“I think it’s going to be really surprising for most people,” said Riwa Awwad, 19, ahead of the opening night.
“Gazans are famous for not liking anything and I think they’ll do the impossible to entertain us,” said Awwad, who came with her extended family to the fairground on Friday.
In an ironic twist, the cheery circus with its flashing lights was held on the grounds of a notorious security prison that was destroyed during an Israeli offensive four years ago.
For the Gazans fortunate enough to see the opening show, it was a welcome relief from conflict and despair. The fairgrounds were packed with excited children in new cloths, women in glittery headscarves, others in black face veils, and men in suits and freshly pressed shirts. Families snacked on pumpkin seeds.
They hollered and cheered as a tight-rope walker wiggled his hips and belly-danced on a thread suspended above the ground. A performer hurled silver knives around volunteers. A red-clad fire blower shot whooshing, yellow licks of flame out of his mouth. Two clowns dressed in yellow-and-blue bumbled and fumbled as they tried to juggle, delighting children.
It took months to arrange the visit to the impoverished territory, where 1.6 million people live in a 25 mile-long sliver wedged between Israel and Egypt and face a punishing blockade imposed after Hamas seized control in 2007.
Aside from a circus’ brief visit in the 1990s, there’s never been anything like it since Israel captured the strip from Egypt in 1967. Israeli forces and settlers withdrew in 2005.
Businessman Mohammed Faris said he remembered seeing the circus under Egyptian rule in the 1950s, when Gaza was still a liberal place with casinos and bars. He said he recalled as a child seeing men walking on nails and female acrobats flying across stage.
“It was men and women – pretty women,” he said.
Not this time around.
Organizer Mohammed Silmi said female performers had to stay behind because the circus was worried that leaping ladies in tights would offend Gazans.
He said Hamas didn’t explicitly ban women but he was asked to abide by Gaza’s “traditions” when he petitioned to get the circus to come.

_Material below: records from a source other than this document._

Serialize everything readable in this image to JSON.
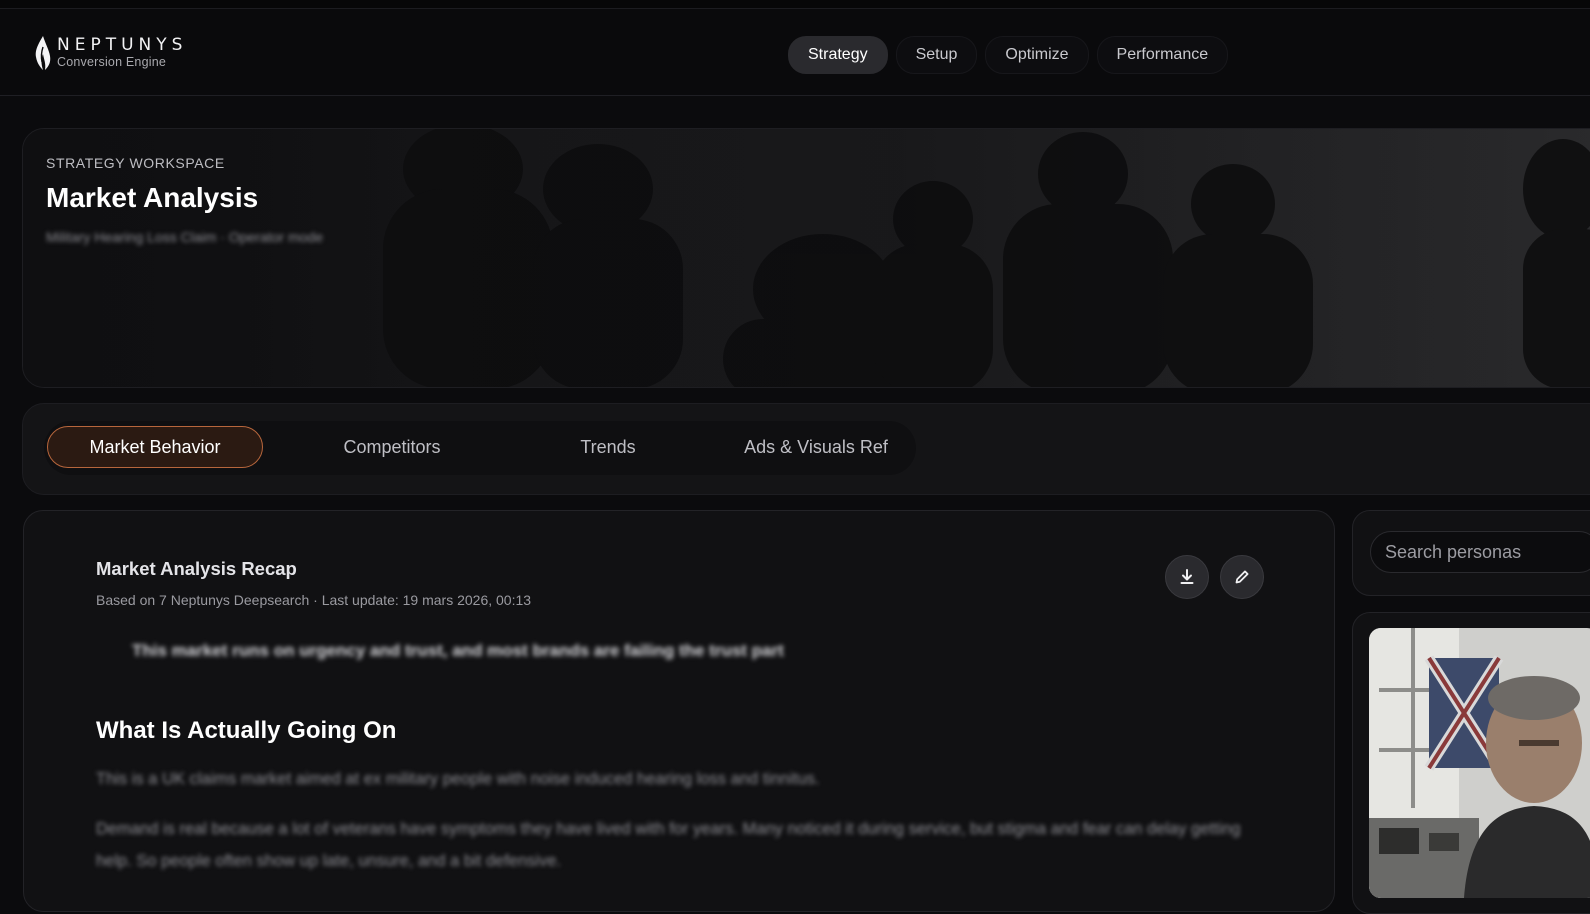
{
  "brand": {
    "name": "NEPTUNYS",
    "tagline": "Conversion Engine",
    "logo_icon": "flame-logo-icon"
  },
  "nav": {
    "items": [
      {
        "label": "Strategy",
        "active": true
      },
      {
        "label": "Setup",
        "active": false
      },
      {
        "label": "Optimize",
        "active": false
      },
      {
        "label": "Performance",
        "active": false
      }
    ]
  },
  "hero": {
    "eyebrow": "STRATEGY WORKSPACE",
    "title": "Market Analysis",
    "subtitle": "Military Hearing Loss Claim · Operator mode"
  },
  "tabs": {
    "items": [
      {
        "label": "Market Behavior",
        "active": true
      },
      {
        "label": "Competitors",
        "active": false
      },
      {
        "label": "Trends",
        "active": false
      },
      {
        "label": "Ads & Visuals Ref",
        "active": false
      }
    ]
  },
  "recap": {
    "title": "Market Analysis Recap",
    "meta": "Based on 7 Neptunys Deepsearch · Last update: 19 mars 2026, 00:13",
    "actions": {
      "download_icon": "download-icon",
      "edit_icon": "pencil-icon"
    },
    "quote": "This market runs on urgency and trust, and most brands are failing the trust part",
    "section_heading": "What Is Actually Going On",
    "paragraph_1": "This is a UK claims market aimed at ex military people with noise induced hearing loss and tinnitus.",
    "paragraph_2": "Demand is real because a lot of veterans have symptoms they have lived with for years. Many noticed it during service, but stigma and fear can delay getting help. So people often show up late, unsure, and a bit defensive."
  },
  "personas": {
    "search_placeholder": "Search personas"
  },
  "colors": {
    "accent": "#b7663c",
    "accent_bg": "#2b1a12",
    "background": "#0b0b0d",
    "card": "#111113"
  }
}
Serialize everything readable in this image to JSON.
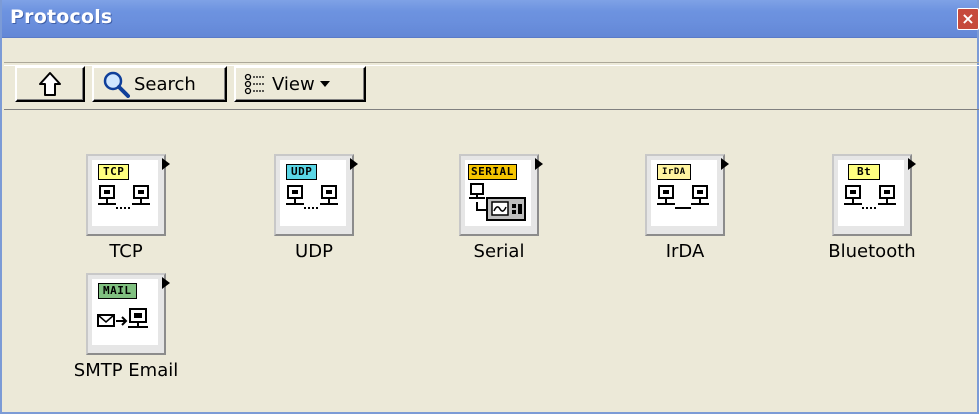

In practice, the circus wiggled a little around the no-women rule. At one point a man in drag, sporting a brown wig and red dress, sang and danced with Bunduk the clown.
After Hamas seized control of Gaza in 2007, Israel and Egypt imposed a blockade that aimed to weaken the militants who seek Israel’s destruction.
Under international pressure, it was loosened after Israel raided a blockade-defying boat and killing nine Turkish activists aboard in 2009. Key restrictions still remain on exports and importing raw materials.
All the circus equipment came through the Rafah border crossing, but expensive fees and cumbersome paperwork kept the circus from bringing lions, tigers and horses across the border.
Gaza’s makeshift zoos and other merchants often bypass that problem by hauling animals through smuggling tunnels linking the territory to Egypt. In one famous scene captured on film, Gazans used a crane to lift a camel over the border fence as the animal twitched in the air in agony.
Animal welfare aside, Gaza’s main zoo recently turned to improvised taxidermy to keep its deceased animals on exhibit.
The area also continues to be violent. As circus technicians were setting up their tent earlier this week, Palestinian militants were fighting Israeli forces in tit-for-tat rounds of rocket fire and retaliatory airstrikes.
Egyptian technician Khalil Gomaa, 55, jolted upon every crashing boom. He told his children he was in Jordan so they wouldn’t be worried. “But I’m worried,” he said.
But the circus’ biggest challenge may be packing the 1,000-seater tent for the month-long visit.
A series of Palestinians interviewed didn’t know what a circus was, and the tickets — ranging from $5-$10 seats — are too expensive for most of Gaza’s traditionally large families.
Some 40 percent of Gazans live on less than $2 a day, a third are unemployed and most need U.N. donated food.
They include the mother of eight, Sabrine Baoud, and her unemployed husband. After the circus was explained to her, Baoud, 35, said she was glad her children didn’t know anything about it.
They’d never be able to afford to go.